Neville: We’re launching a second [Lip Suede] lip palette in May. It’s been our biggest customer request.
Westman: I tried to make it ages ago, but I had to change the formula because it’s a more sheer finish as opposed to matte, so it took much longer. Our existing Lip Suede is 97% natural. It’s so beautiful, and it’s refillable. The performance of the whole thing is stunning.
Will it launch everywhere?
Neville: Yes, to everyone.
Westman Atelier sells a $58 dollar mascara. What makes it worth that price?
Westman: It has all kinds of benefits for your lashes. We chose to make a formula where the raw materials cost more money. We use minerals to achieve that jet black color. We use all types of different oils for the health of your lashes: chicory root, carnauba, birch tree extract. We also have to make it in very small batches. It’s very hard to compete with the big players in mascara without using some of those questionable ingredients. So, we have to make it in tiny batches. It’s no joke. This mascara is very challenging, but it does perform beautifully.
We did a deep dive into some of the bestselling mascaras early on with our green chemists. We discovered that their ingredients are found in antifreeze, gasoline, all types of ingredients that you put very close to your eye, and we were mortified. That was a big catalyst for us to make this incredible mascara. We worked with three different labs, 45 mascara wands. We finally achieved this beautiful formula that’s actually 96% natural, which is inconceivable almost. When we briefed our labs and gave them the [ingredient] blacklist, they all laughed and said that’s impossible, but, then, we said that we’re working in parallel with other labs because we need the best in show.
What do you think about an exit?
Westman: This is our baby. We have so much to do.
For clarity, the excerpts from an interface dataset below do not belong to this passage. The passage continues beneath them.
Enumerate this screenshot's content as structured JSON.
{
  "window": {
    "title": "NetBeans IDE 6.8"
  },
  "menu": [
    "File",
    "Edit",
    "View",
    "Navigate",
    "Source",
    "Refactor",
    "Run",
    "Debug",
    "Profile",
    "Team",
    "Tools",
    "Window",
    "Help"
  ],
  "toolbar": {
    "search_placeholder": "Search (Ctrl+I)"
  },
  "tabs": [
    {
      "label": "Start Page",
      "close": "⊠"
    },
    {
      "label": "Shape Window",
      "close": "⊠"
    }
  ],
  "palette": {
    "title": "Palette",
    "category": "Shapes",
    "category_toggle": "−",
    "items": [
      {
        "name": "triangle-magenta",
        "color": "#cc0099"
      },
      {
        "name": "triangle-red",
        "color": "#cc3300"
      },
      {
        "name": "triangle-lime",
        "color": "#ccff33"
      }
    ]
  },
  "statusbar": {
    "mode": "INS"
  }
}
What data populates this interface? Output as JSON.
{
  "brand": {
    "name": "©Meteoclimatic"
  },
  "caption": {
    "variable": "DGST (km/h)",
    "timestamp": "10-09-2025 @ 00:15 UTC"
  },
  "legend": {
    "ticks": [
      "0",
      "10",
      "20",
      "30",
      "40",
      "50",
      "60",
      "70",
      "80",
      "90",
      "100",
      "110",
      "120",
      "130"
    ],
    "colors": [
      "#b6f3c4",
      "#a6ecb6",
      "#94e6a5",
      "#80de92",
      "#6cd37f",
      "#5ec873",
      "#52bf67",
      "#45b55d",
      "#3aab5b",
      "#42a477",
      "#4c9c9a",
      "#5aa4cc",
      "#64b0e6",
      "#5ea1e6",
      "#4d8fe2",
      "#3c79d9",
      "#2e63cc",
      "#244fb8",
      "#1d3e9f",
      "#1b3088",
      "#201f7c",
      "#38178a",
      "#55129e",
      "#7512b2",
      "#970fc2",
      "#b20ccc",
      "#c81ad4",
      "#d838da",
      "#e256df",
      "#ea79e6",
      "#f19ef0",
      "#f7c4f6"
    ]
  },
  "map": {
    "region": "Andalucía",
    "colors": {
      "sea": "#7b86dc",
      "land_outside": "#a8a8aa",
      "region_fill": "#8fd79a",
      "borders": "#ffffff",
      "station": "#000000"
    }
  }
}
Neville: I think we’re a long way from that. We’re in that really exciting time. It’s so exciting to see the kind of talent that we’re attracting [to our team]. We have really great people and an abundance of women. We feel really proud of where we are. We’ve definitely got a lot of work to do. It is very complex, particularly with the way that we’ve approached it, but I think ultimately the consumer can sense it and feel it when they hold the product. Certainly, from a product development perspective, it’s very challenging.
Westman: It’s rewarding. It’s almost like having a baby. You say you’re never going to do it again because it’s so painful and brutal and traumatizing, but then you forget and you’ve done it again, and you’re like, this is the most amazing thing.
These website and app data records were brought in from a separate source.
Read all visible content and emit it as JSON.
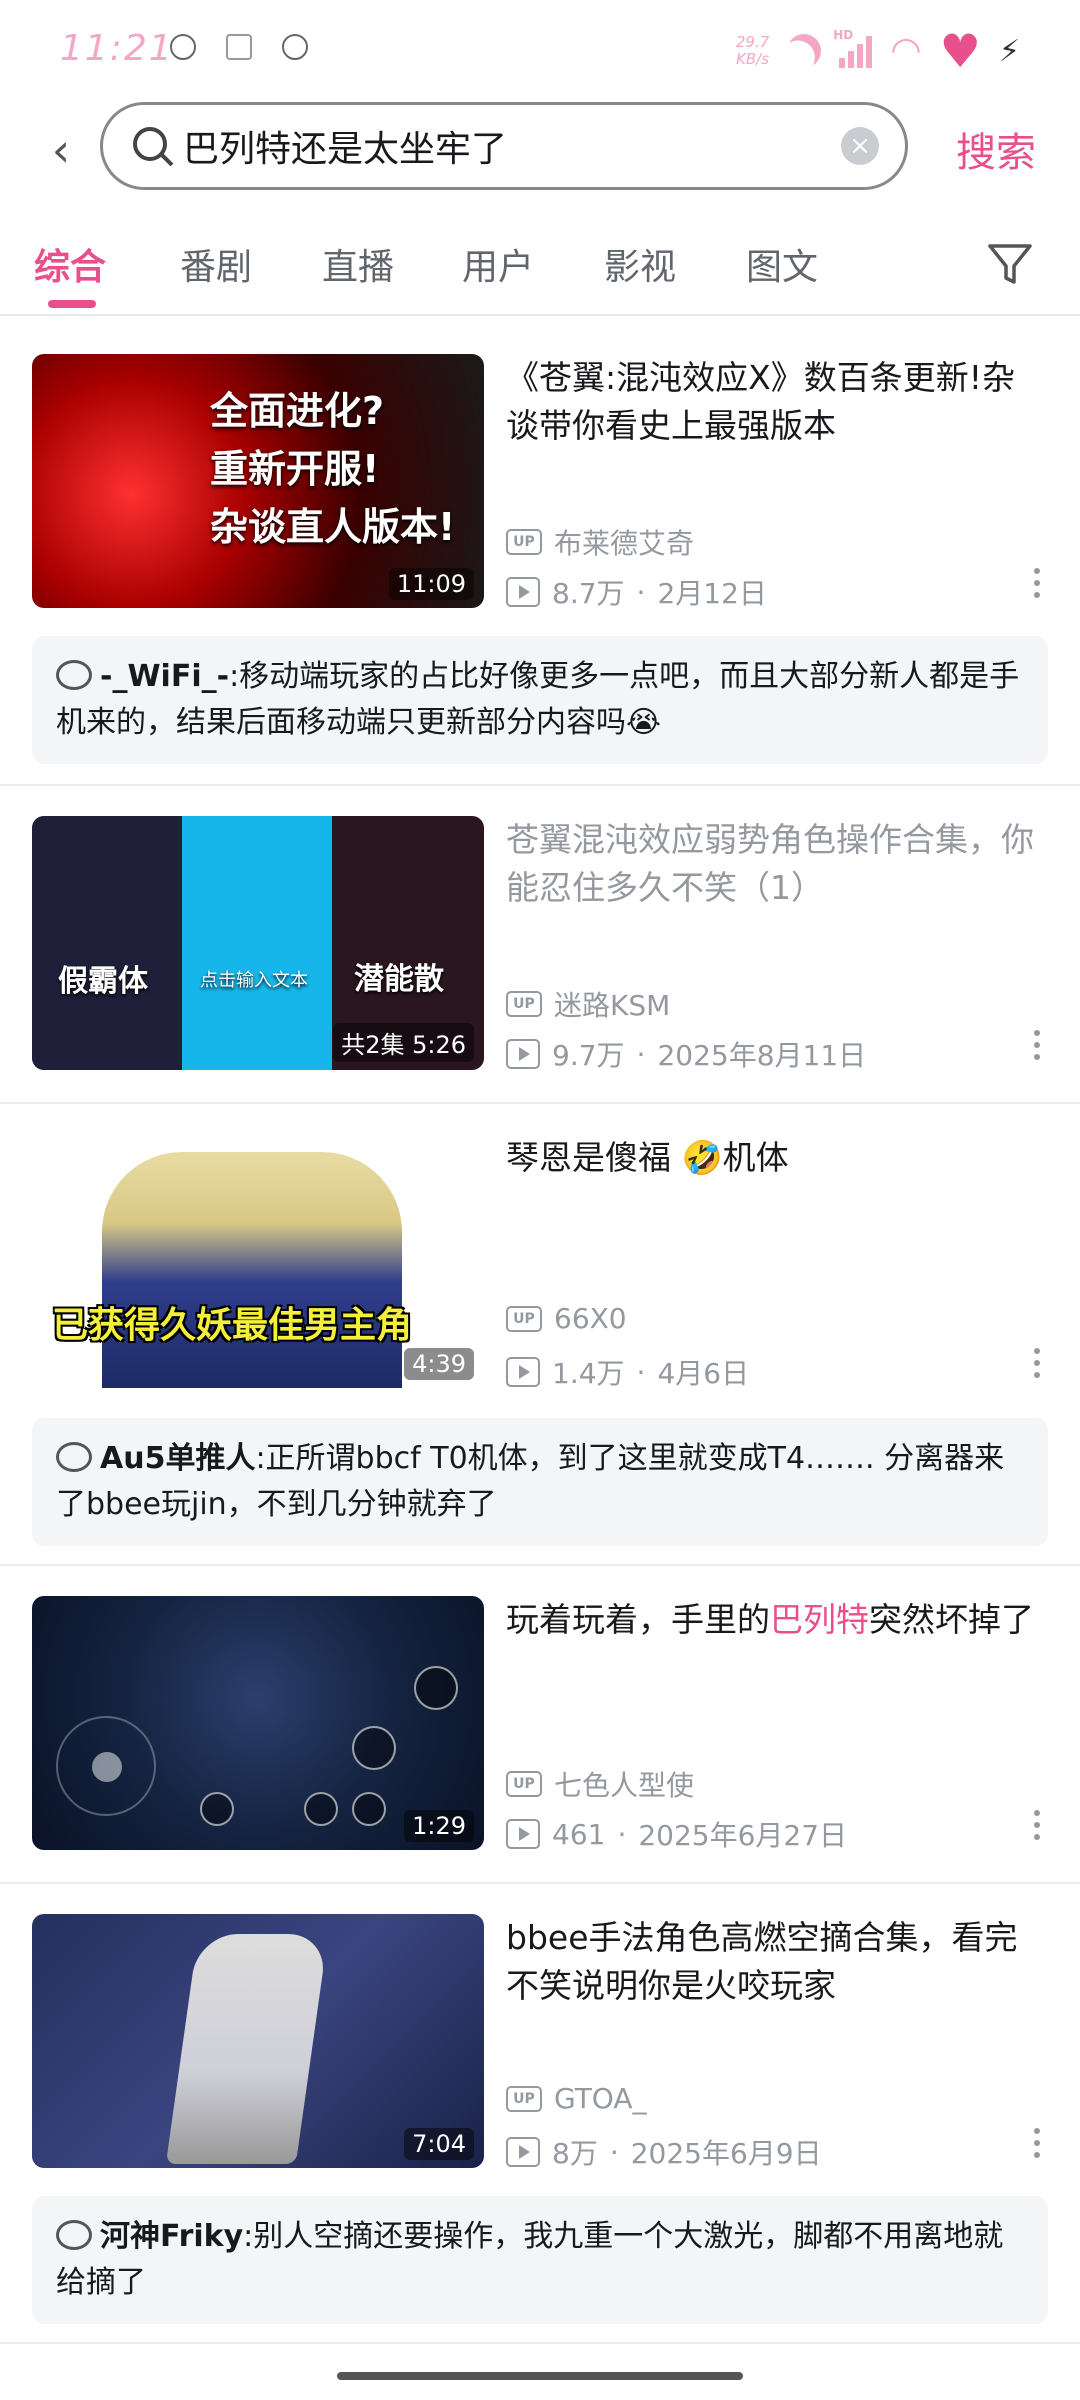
{
  "status_bar": {
    "time": "11:21",
    "net_speed": "29.7\nKB/s",
    "hd_label": "HD"
  },
  "search": {
    "query": "巴列特还是太坐牢了",
    "submit_label": "搜索"
  },
  "tabs": [
    {
      "label": "综合",
      "active": true
    },
    {
      "label": "番剧"
    },
    {
      "label": "直播"
    },
    {
      "label": "用户"
    },
    {
      "label": "影视"
    },
    {
      "label": "图文"
    }
  ],
  "results": [
    {
      "thumb_text": [
        "全面进化?",
        "重新开服!",
        "杂谈直人版本!"
      ],
      "duration": "11:09",
      "title": "《苍翼:混沌效应X》数百条更新!杂谈带你看史上最强版本",
      "uploader": "布莱德艾奇",
      "views": "8.7万",
      "date": "2月12日",
      "comment": {
        "user": "-_WiFi_-",
        "text": ":移动端玩家的占比好像更多一点吧，而且大部分新人都是手机来的，结果后面移动端只更新部分内容吗😭"
      }
    },
    {
      "thumb_labels": [
        "假霸体",
        "点击输入文本",
        "潜能散"
      ],
      "duration": "共2集 5:26",
      "title": "苍翼混沌效应弱势角色操作合集，你能忍住多久不笑（1）",
      "uploader": "迷路KSM",
      "views": "9.7万",
      "date": "2025年8月11日"
    },
    {
      "thumb_caption": "已获得久妖最佳男主角",
      "duration": "4:39",
      "title": "琴恩是傻福 🤣机体",
      "uploader": "66X0",
      "views": "1.4万",
      "date": "4月6日",
      "comment": {
        "user": "Au5单推人",
        "text": ":正所谓bbcf T0机体，到了这里就变成T4……. 分离器来了bbee玩jin，不到几分钟就弃了"
      }
    },
    {
      "duration": "1:29",
      "title_parts": [
        "玩着玩着，手里的",
        "巴列特",
        "突然坏掉了"
      ],
      "uploader": "七色人型使",
      "views": "461",
      "date": "2025年6月27日"
    },
    {
      "duration": "7:04",
      "title": "bbee手法角色高燃空摘合集，看完不笑说明你是火咬玩家",
      "uploader": "GTOA_",
      "views": "8万",
      "date": "2025年6月9日",
      "comment": {
        "user": "河神Friky",
        "text": ":别人空摘还要操作，我九重一个大激光，脚都不用离地就给摘了"
      }
    }
  ],
  "meta_separator": "·",
  "up_badge": "UP",
  "colors": {
    "accent": "#e8508c",
    "muted": "#9499a0",
    "comment_bg": "#f4f5f7"
  },
  "icons": [
    "back-arrow-icon",
    "search-icon",
    "clear-icon",
    "filter-icon",
    "up-icon",
    "play-count-icon",
    "more-icon",
    "comment-icon"
  ]
}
Neville: We’ve been developing this Squeaky Clean product [lip balm] for close to three years, and we’re going to launch it next week. We’ve been working on our refillable compact for the best part of two years, and we’re launching it in May.
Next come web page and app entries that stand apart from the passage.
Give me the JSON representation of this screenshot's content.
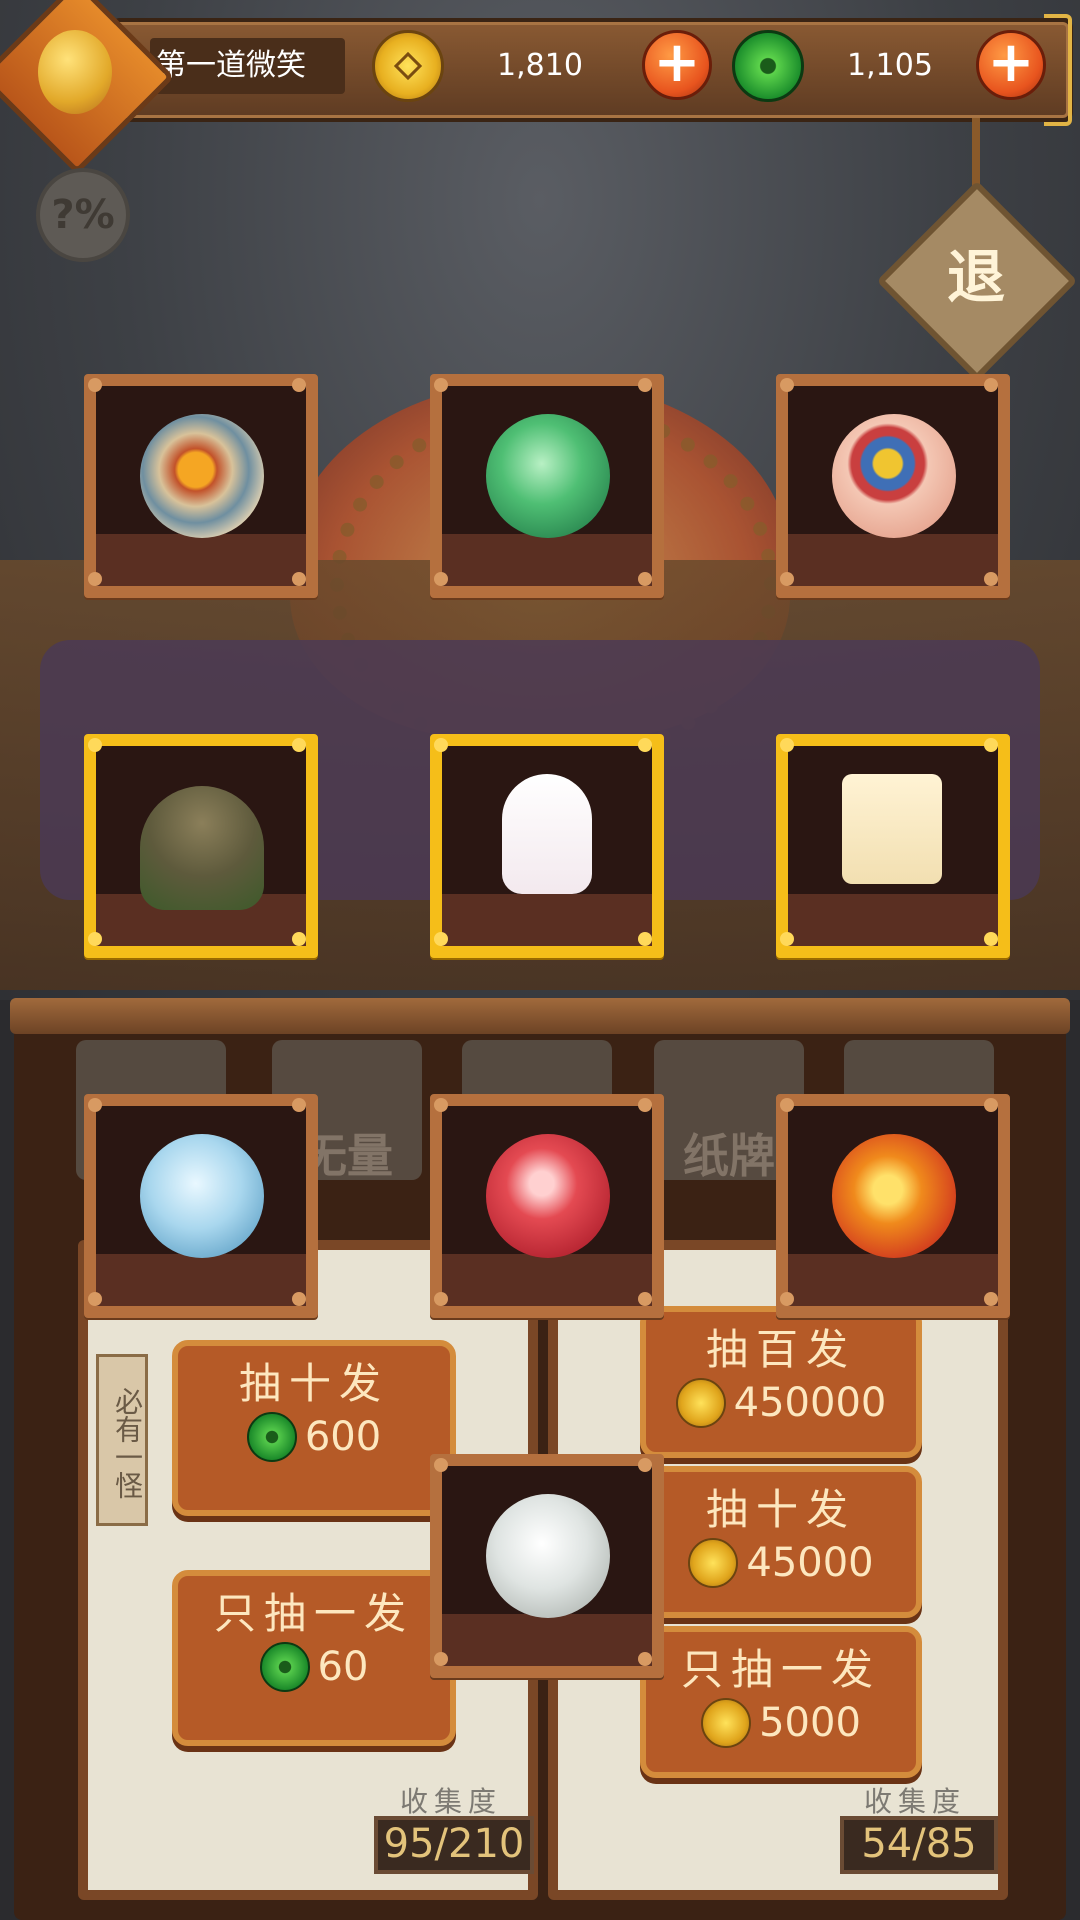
{
  "header": {
    "player_name": "第一道微笑",
    "coins": "1,810",
    "jade": "1,105",
    "add_symbol": "+"
  },
  "buttons": {
    "help": "?%",
    "exit": "退"
  },
  "items": {
    "row1": [
      "crystal-orb",
      "jade-tower-orb",
      "gem-cushion-orb"
    ],
    "row2": [
      "turtle-shell-monster",
      "ghost-monster",
      "tofu-monster"
    ],
    "row3": [
      "snowflake-orb",
      "red-wings-orb",
      "fire-heart-orb"
    ],
    "single": "tornado-orb"
  },
  "tabs": [
    "",
    "无量",
    "",
    "纸牌",
    ""
  ],
  "left_panel": {
    "tag": "必有一怪",
    "draw_ten_label": "抽十发",
    "draw_ten_cost": "600",
    "draw_one_label": "只抽一发",
    "draw_one_cost": "60",
    "collect_label": "收集度",
    "collect_value": "95/210"
  },
  "right_panel": {
    "draw_hundred_label": "抽百发",
    "draw_hundred_cost": "450000",
    "draw_ten_label": "抽十发",
    "draw_ten_cost": "45000",
    "draw_one_label": "只抽一发",
    "draw_one_cost": "5000",
    "collect_label": "收集度",
    "collect_value": "54/85"
  },
  "colors": {
    "wood": "#b5703e",
    "gold_frame": "#f5be19",
    "button": "#b55a27",
    "panel": "#e8e3d3"
  }
}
Westman: Then, we’ve worked on a few other products for four years, and they’re nowhere in sight yet.
Neville: It takes a long time, and we’re not about just putting out newness. Everything’s got to have a purpose. As we get deeper into some of these projects, I gauge it based on the excitement from the team [since] I don’t use the products. I use some of the skincare, but that’s coming.
Westman: It’s really nice to work this way. Although it has so many challenges, it’s so rewarding because it’s all basically a snapshot of what’s in my head and what I want to create. It’s not anything that’s studied. It’s not coming from a corporation telling me what is needed or anything like that. It’s all organic and authentic. I’m trusting my gut, and it seems like it’s doing OK so far.